Then flew back to Glasgow to pick up the tour for Manchester where the footy fans were happy as it was the night they won the something or other, however the following night we nearly had our own little riot with some of Manchester’s Hells Angels. On to a civilized night in Wolverhampton and then peaked at Hammersmith Appolo
Off now via Bristol to drive to Fort William at the foot of Ben Nevis, then south to Scafel Pike and West to Snowdon and back to Bristol by Monday night so it’s going to be a quiet blogging weekend too. I am feeling the need to have a portable device these days. I’m driving my son H and some of his colleagues on the 3 peaks challenge and they’ll be going up and down these three whilst I sit and compare the view to that which I’ve had for 10 days of white lines and city centres and perhaps to think of the time I’ve just spent with two of the best singers and songwriters around today.
Clearly as a new blogger one sometimes hits a little non compliance techy moment. In my attempt to put up a picture below of Jo Hamilton I seem to have put up erm.. many and now I can’t figure how to take them down but I’ll come back to it later in the day. Oops now I’ve deleted the entire post – rats. Look the point is that Jo Hamilton and Jon Cotton her producer have made a stunning album and you can listen to some tracks on Jo’s myspaceIt’s a 100% made in Moseley affair and deserves the success that was met by the last major production that Jon did for Scott Matthews’s brilliant award winning album two years ago.

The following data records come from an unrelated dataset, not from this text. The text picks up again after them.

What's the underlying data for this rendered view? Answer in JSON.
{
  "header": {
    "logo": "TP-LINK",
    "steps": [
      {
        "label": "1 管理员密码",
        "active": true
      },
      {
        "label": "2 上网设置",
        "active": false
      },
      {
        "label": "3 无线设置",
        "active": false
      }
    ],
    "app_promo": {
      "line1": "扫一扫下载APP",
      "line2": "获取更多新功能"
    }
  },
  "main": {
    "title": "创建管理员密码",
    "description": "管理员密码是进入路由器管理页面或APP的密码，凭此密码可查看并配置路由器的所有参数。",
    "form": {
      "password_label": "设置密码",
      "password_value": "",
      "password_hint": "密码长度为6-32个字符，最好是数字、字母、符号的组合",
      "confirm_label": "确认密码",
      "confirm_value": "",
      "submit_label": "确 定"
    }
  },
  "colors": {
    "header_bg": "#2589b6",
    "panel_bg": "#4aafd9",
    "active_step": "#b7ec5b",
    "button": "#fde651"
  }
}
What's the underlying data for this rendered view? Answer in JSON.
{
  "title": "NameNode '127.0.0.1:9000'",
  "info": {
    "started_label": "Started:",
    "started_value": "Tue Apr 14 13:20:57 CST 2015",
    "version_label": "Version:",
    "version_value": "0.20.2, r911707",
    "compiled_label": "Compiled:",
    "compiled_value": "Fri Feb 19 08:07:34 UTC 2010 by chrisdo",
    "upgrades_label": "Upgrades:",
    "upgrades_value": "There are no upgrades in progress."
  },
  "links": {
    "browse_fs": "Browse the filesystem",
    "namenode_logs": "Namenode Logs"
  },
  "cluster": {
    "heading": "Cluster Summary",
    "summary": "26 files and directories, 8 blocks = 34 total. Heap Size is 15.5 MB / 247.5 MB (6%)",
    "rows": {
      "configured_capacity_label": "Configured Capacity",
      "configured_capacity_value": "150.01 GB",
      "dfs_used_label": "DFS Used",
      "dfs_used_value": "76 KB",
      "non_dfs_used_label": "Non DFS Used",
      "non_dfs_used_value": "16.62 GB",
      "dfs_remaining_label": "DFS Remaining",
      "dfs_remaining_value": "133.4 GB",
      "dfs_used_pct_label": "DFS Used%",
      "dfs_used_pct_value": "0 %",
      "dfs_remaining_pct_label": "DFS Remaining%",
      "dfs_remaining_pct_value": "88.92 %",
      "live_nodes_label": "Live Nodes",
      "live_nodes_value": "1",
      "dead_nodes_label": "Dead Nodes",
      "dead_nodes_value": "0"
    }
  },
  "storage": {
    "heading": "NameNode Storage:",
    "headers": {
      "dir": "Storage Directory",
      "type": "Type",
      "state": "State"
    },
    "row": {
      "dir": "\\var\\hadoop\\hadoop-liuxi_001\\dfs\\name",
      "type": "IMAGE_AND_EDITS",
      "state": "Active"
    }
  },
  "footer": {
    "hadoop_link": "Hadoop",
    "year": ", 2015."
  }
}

‘There It Is’ is on heavy rotation in the office at the moment -I can’t wait to hear the rest.